“9 Pitfalls of Homeschooling” I am wondering if you are still planning on writing an article on the pitfalls of Christian schooling. This one was very helpful on the homeschooling side. Thanks.
Shamira, yes, it is in the works.
Abortion as Murder
I have a question for you about the murder epidemic that we call abortion. Are we honest to call it murder, a holocaust which we believe surpasses that of even the actual Holocaust while only responding with protests and hope towards legislative change? A critique I have heard is that if we really believed it was murder then we would have a much harsher, targeted and efficacious response. As in D-Day, not simply blog entries, protests, and voting Republican. I am not looking to validate bombing clinics but are we speaking out of two sides of our mouth on this, are we merely virtue signaling? Are we in danger of being less of a Bonhoeffer and more of a Milquetoast?
Gabe, yes, that is a very great danger—using high voltage rhetoric for fund-raising purposes, but with no intention of real follow through. But there is also a danger in failing to count the count the way the Lord required us to do, even in life and death situations (Luke 14:31-32). I have no doubt the apostle Paul knew that the Coliseum was a place for many legally sanctioned murders, but he responded with a long term gospel strategy, and not by circulating petitions in a godless society. That is because godless societies must be bloody ones.
We enrolled our 1st grade daughter in a classical school this year and we are really enjoying it. Recently I looked at the future curriculum and noticed in 7th grade they read ancient literature, one book is The Epic of Gilgamesh. I read this in a college literature class and couldn’t remember much about it. I recently started reading it and felt like the content about the harlot and Enkidu was not appropriate for 7th graders. What is your take on this? A young mother of 5,
Hannah, I think it depends on the maturity level of the kids.
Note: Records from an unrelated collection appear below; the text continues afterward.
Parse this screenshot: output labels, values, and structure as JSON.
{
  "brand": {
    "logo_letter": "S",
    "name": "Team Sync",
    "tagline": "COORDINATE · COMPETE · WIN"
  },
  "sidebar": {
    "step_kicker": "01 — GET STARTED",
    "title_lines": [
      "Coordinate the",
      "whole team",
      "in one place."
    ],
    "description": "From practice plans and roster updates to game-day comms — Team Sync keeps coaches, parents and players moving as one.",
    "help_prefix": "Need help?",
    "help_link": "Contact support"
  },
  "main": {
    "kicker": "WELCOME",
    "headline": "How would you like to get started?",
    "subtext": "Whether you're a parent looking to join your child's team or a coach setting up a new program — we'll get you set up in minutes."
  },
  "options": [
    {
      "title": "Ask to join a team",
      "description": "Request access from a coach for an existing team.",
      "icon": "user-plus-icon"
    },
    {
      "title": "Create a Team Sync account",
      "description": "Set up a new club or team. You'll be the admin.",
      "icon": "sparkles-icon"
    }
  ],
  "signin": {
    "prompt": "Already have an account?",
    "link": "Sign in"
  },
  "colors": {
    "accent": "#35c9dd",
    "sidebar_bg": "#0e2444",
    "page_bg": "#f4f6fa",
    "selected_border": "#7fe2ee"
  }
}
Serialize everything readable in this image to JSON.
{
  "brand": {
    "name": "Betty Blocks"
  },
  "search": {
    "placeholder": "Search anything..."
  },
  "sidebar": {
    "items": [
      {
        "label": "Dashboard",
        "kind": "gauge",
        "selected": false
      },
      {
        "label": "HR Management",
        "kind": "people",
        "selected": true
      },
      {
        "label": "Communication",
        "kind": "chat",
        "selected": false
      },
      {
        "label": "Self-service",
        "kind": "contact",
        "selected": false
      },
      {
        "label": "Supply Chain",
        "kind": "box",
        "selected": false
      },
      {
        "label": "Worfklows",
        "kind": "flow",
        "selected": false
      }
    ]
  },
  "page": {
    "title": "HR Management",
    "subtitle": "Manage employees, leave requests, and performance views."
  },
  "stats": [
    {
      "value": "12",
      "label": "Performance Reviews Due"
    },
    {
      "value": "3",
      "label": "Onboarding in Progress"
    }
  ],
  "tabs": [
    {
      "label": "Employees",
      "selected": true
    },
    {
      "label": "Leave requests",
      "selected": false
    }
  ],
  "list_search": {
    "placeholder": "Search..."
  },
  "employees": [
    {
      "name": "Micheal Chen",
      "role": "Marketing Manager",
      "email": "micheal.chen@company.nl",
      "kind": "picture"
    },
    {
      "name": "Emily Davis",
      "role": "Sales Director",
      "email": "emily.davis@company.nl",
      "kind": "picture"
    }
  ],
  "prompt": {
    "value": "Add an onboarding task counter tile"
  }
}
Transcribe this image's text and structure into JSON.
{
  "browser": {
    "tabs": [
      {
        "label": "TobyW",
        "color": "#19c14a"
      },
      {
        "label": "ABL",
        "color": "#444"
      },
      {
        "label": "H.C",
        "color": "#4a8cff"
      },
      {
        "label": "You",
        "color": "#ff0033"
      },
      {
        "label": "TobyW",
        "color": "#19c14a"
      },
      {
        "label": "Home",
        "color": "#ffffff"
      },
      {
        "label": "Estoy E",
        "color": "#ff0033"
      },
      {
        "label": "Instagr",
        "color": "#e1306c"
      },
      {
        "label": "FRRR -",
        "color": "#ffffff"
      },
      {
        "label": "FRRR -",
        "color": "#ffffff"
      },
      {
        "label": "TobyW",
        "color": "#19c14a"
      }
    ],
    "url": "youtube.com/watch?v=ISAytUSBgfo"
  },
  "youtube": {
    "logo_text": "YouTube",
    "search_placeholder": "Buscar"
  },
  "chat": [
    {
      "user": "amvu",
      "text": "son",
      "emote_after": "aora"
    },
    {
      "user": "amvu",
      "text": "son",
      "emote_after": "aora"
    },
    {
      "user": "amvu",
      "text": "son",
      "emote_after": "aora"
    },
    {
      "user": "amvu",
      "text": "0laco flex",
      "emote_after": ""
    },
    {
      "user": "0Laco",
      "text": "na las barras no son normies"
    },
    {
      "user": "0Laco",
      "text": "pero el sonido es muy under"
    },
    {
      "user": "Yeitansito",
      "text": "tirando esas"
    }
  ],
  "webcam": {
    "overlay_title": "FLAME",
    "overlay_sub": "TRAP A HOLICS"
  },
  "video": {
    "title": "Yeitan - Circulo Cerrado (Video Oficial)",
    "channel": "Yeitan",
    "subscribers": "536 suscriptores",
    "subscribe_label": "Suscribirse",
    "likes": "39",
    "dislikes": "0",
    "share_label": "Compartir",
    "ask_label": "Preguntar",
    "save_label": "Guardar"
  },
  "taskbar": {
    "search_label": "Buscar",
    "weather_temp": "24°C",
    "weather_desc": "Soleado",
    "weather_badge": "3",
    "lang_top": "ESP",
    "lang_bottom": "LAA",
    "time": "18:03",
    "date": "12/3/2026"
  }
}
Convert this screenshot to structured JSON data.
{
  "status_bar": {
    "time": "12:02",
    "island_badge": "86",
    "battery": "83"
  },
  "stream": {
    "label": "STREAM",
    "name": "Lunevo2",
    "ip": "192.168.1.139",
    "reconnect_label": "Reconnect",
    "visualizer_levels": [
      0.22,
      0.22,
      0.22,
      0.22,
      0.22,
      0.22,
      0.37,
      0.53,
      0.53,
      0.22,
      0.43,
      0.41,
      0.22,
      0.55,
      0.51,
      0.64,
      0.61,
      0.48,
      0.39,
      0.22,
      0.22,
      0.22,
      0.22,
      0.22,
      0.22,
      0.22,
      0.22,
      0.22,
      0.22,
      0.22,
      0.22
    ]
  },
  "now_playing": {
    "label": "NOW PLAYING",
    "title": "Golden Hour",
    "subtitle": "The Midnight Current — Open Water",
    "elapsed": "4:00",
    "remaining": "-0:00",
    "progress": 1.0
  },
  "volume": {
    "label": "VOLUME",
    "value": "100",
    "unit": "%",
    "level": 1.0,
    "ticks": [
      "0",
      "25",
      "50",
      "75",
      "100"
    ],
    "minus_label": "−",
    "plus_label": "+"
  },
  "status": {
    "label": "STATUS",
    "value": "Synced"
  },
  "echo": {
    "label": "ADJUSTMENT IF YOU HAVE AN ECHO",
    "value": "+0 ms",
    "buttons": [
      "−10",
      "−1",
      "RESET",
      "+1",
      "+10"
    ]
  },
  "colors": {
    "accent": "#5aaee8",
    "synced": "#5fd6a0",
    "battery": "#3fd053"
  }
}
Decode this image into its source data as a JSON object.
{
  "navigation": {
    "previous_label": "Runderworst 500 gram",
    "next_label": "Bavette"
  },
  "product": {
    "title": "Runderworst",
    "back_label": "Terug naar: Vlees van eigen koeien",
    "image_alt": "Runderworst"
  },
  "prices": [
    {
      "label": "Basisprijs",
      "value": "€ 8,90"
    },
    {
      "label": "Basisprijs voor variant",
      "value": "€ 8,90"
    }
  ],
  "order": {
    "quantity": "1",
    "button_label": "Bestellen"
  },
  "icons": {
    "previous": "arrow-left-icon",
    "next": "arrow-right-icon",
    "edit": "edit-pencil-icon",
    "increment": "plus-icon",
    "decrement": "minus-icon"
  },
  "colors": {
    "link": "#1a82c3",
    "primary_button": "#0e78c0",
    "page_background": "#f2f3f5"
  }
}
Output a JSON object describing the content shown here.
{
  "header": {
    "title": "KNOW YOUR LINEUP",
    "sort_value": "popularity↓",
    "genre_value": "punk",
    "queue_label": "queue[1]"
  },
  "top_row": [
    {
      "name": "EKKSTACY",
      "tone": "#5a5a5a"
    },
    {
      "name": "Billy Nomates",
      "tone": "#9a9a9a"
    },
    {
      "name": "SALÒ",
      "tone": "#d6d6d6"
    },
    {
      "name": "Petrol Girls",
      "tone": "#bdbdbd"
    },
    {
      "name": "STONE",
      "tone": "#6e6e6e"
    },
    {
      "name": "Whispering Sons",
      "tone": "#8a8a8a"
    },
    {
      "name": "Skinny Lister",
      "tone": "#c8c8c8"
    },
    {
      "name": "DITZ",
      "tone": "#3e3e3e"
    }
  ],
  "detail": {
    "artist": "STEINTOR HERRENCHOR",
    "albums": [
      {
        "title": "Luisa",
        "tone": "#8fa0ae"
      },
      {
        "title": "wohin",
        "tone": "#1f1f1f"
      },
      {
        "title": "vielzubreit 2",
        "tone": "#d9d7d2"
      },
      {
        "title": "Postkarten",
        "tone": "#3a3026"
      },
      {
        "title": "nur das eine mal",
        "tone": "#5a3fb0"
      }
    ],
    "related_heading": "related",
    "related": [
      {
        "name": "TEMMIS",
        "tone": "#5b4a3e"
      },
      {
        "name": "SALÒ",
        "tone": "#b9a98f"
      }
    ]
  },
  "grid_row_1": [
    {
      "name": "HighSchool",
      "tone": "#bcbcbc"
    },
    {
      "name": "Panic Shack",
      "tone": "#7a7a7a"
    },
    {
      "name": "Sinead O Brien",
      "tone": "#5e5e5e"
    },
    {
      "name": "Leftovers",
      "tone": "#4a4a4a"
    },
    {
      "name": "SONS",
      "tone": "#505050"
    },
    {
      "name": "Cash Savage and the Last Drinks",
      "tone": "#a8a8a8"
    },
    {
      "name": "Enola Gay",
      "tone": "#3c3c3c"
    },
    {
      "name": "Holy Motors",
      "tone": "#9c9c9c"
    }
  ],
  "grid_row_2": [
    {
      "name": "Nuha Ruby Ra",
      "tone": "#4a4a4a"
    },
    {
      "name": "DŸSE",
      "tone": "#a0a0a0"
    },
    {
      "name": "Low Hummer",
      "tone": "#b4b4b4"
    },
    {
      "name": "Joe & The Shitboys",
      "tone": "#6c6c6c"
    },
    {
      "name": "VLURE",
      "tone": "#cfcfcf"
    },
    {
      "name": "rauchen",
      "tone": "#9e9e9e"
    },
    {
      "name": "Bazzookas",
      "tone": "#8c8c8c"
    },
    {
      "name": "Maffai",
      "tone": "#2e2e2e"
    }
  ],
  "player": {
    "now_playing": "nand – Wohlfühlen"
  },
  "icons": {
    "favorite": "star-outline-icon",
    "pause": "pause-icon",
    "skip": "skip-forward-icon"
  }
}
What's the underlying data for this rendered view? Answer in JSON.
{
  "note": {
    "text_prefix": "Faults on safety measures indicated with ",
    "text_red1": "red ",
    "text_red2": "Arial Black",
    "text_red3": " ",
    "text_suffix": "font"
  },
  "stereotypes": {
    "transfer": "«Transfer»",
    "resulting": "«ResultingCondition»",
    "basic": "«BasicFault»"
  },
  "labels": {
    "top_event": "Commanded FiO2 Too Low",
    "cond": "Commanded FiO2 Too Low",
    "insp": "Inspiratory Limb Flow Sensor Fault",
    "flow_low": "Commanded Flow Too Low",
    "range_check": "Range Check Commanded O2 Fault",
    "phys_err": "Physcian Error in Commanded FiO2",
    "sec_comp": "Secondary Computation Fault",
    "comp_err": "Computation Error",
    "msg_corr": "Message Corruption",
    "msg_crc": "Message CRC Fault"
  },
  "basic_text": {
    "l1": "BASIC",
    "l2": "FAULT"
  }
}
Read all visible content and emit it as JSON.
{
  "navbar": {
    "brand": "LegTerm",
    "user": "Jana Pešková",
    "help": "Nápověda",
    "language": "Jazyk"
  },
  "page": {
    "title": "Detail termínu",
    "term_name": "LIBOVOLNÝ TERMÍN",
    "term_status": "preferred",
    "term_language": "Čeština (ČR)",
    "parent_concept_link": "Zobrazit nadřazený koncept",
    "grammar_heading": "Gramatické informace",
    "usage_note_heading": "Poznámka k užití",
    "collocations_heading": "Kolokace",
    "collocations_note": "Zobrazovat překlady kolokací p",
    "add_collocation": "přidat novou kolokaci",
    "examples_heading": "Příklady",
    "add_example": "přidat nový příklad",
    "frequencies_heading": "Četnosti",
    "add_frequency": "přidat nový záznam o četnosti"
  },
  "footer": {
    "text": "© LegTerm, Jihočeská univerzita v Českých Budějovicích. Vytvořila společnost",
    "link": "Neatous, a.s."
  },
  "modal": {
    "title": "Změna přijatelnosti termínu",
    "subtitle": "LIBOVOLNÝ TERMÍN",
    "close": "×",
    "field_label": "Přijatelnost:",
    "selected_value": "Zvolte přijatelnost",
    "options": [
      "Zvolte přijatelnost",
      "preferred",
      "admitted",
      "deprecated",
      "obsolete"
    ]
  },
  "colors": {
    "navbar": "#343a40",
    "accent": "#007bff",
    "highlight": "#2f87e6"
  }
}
I would recommend talking with the teacher beforehand to see how they handle it, and make special arrangements if you need to. But keep in mind that 7th graders should have read through the entire Old Testament, and that contains some gnarly bits as well.
Authority and Rewards
“You define masculinity as the glad-hearted acceptance of sacrificial responsibility. What do you think are the chief rewards for taking responsibility? Wil”
“Wil, the rest of that formula, as I teach it this. Authority flows to those who take responsibility. Authority flees those who seek to evade it. So I believe that sacrificial responsibility, true masculinity, is the foundation of biblical authority.”
I’m guessing you accidentally deleted or neglected to add an answer to Wil’s question. What are the rewards, specifically?
Garnet, you are right. I did miss that part of his question, probably because the answer was implicit and assumed in what I said. I believe the principal consequence (“reward”) of having authority flow to you is the “reward” of being respected. As love is food for a woman’s soul, so respect is food for a man’s soul.